The investment fund filing notification will also have to disclose the minority investments held by its associated funds that derive U.S. revenue in the same industry as the target. This change is intended to assess whether on an aggregated basis a group of associated investment funds have a significant or controlling interest in a particular company or industry, even though on an individual basis the funds do not.
The following example illustrates the effect of the proposed rule change. Assume that a private equity firm makes investments through a principal investment fund that is the third in a series of funds. The investment is made through an acquisition vehicle in which the principal investment fund holds a majority of the interests and affiliated smaller funds with the same general partner (such as a fund for executives) hold minority interests. Presently, the private equity firm is required to report data in an H-S-R Act notification only with respect to the main investment fund’s majority and minority interests. Under the new rules, the firm will also be required to report information concerning majority and minority interests of both the smaller co-investment funds and the prior investment funds to the extent these interests are in companies with revenue in the same NAICS codes as the company proposed to be acquired.

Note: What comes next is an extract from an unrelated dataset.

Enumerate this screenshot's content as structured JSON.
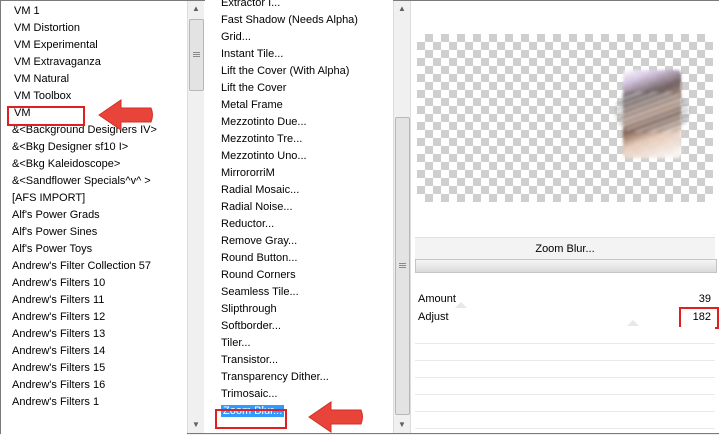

Parties are currently required to produce all studies, reports, surveys or analyses that were prepared by or for an officer or director (or persons exercising similar functions) to analyze the notified transaction and that discuss market shares, competition, competitors, markets, potential for sales growth, or expansion into product or geographic markets.
The amendments require the parties also to produce documents that discuss synergies and/or efficiencies that may result from the notified transaction. More importantly, the changes require parties to produce documents prepared in the last year by investment banks and other outside consultants for an officer or director of the person filing notification during an engagement or in the course of pitching for an engagement and that relate to the business or assets to be acquired. Parties will also be required to produce all confidential offering memoranda or similar documents prepared within one year prior to filing. Significantly, FTC has clarified that parties do not need to do a search of files of third-party advisors who may have advised on the reported transaction.
Manufacturing Revenue Reporting
Parties engaged in manufacturing are currently required to report revenues from U.S. operations at a 10-digit NAICS Code level for 2002 (the year for which the most recent U.S. Economic Census data is available) and a 7-digit NAICS Code level for the most recently concluded fiscal year.
The amendments eliminate the requirement that parties report manufacturing revenues for the base year. Instead, parties will be required to report manufacturing revenues only for the most recently concluded fiscal year, but at a 10-digit NAICS Code level. The parties will also have to report revenues at a 10-digit level for products manufactured outside the United States but sold into the United States. These revenues attributable to products manufactured outside the United States are currently required to be reported in a 6-digit wholesaling NAICS Code. These changes could increase the burden on parties engaged in manufacturing because they are required to report 10-digit NAICS Code information to the U.S. Census Bureau only every five years, and therefore may not track manufacturing revenues at a 10-digit NAICS Code level on a yearly basis.